» Data records:
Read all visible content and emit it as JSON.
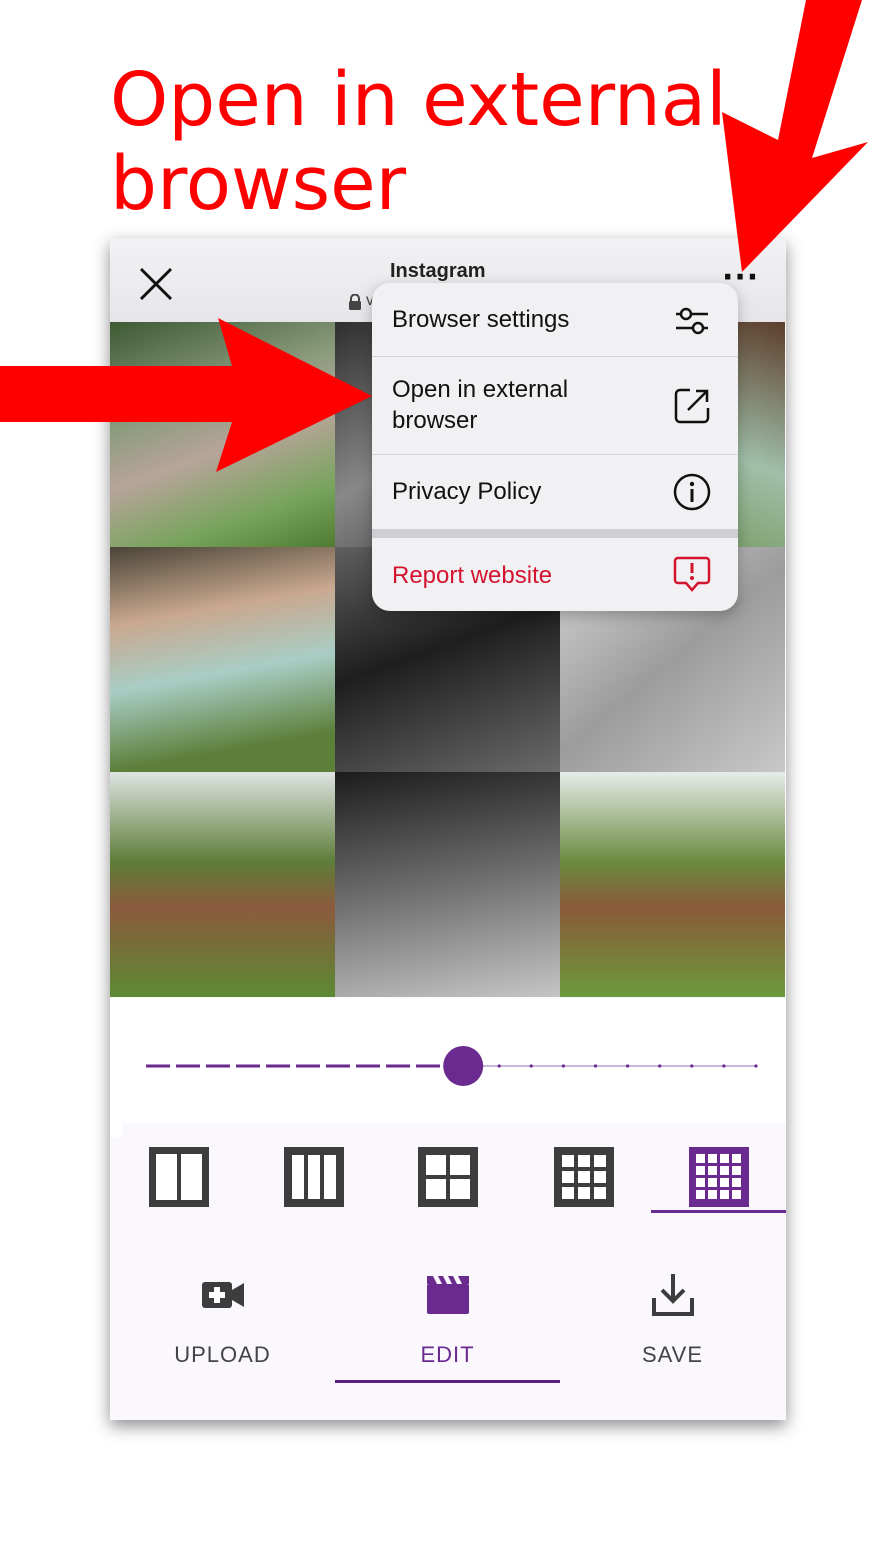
{
  "annotation": {
    "callout": "Open in external browser",
    "color": "#ff0000"
  },
  "browser": {
    "site_title": "Instagram",
    "url_fragment": "v",
    "icons": {
      "close": "close-icon",
      "lock": "lock-icon",
      "more": "more-icon"
    }
  },
  "menu": {
    "items": [
      {
        "label": "Browser settings",
        "icon": "sliders-icon"
      },
      {
        "label": "Open in external browser",
        "icon": "external-link-icon"
      },
      {
        "label": "Privacy Policy",
        "icon": "info-icon"
      },
      {
        "label": "Report website",
        "icon": "report-icon",
        "color": "#d4132f"
      }
    ]
  },
  "editor": {
    "slider_value": 0.52,
    "accent": "#6a2a8f",
    "layouts": [
      {
        "name": "layout-2-columns",
        "selected": false
      },
      {
        "name": "layout-3-columns",
        "selected": false
      },
      {
        "name": "layout-2x2-grid",
        "selected": false
      },
      {
        "name": "layout-3x3-grid",
        "selected": false
      },
      {
        "name": "layout-4x4-grid",
        "selected": true
      }
    ]
  },
  "bottom_nav": {
    "items": [
      {
        "label": "UPLOAD",
        "icon": "video-add-icon",
        "active": false
      },
      {
        "label": "EDIT",
        "icon": "clapperboard-icon",
        "active": true
      },
      {
        "label": "SAVE",
        "icon": "download-icon",
        "active": false
      }
    ]
  }
}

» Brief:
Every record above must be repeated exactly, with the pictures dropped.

» Task solution:
Read all visible content and emit it as JSON.
{
  "annotation": {
    "callout": "Open in external browser",
    "color": "#ff0000"
  },
  "browser": {
    "site_title": "Instagram",
    "url_fragment": "v",
    "icons": {
      "close": "close-icon",
      "lock": "lock-icon",
      "more": "more-icon"
    }
  },
  "menu": {
    "items": [
      {
        "label": "Browser settings",
        "icon": "sliders-icon"
      },
      {
        "label": "Open in external browser",
        "icon": "external-link-icon"
      },
      {
        "label": "Privacy Policy",
        "icon": "info-icon"
      },
      {
        "label": "Report website",
        "icon": "report-icon",
        "color": "#d4132f"
      }
    ]
  },
  "editor": {
    "slider_value": 0.52,
    "accent": "#6a2a8f",
    "layouts": [
      {
        "name": "layout-2-columns",
        "selected": false
      },
      {
        "name": "layout-3-columns",
        "selected": false
      },
      {
        "name": "layout-2x2-grid",
        "selected": false
      },
      {
        "name": "layout-3x3-grid",
        "selected": false
      },
      {
        "name": "layout-4x4-grid",
        "selected": true
      }
    ]
  },
  "bottom_nav": {
    "items": [
      {
        "label": "UPLOAD",
        "icon": "video-add-icon",
        "active": false
      },
      {
        "label": "EDIT",
        "icon": "clapperboard-icon",
        "active": true
      },
      {
        "label": "SAVE",
        "icon": "download-icon",
        "active": false
      }
    ]
  }
}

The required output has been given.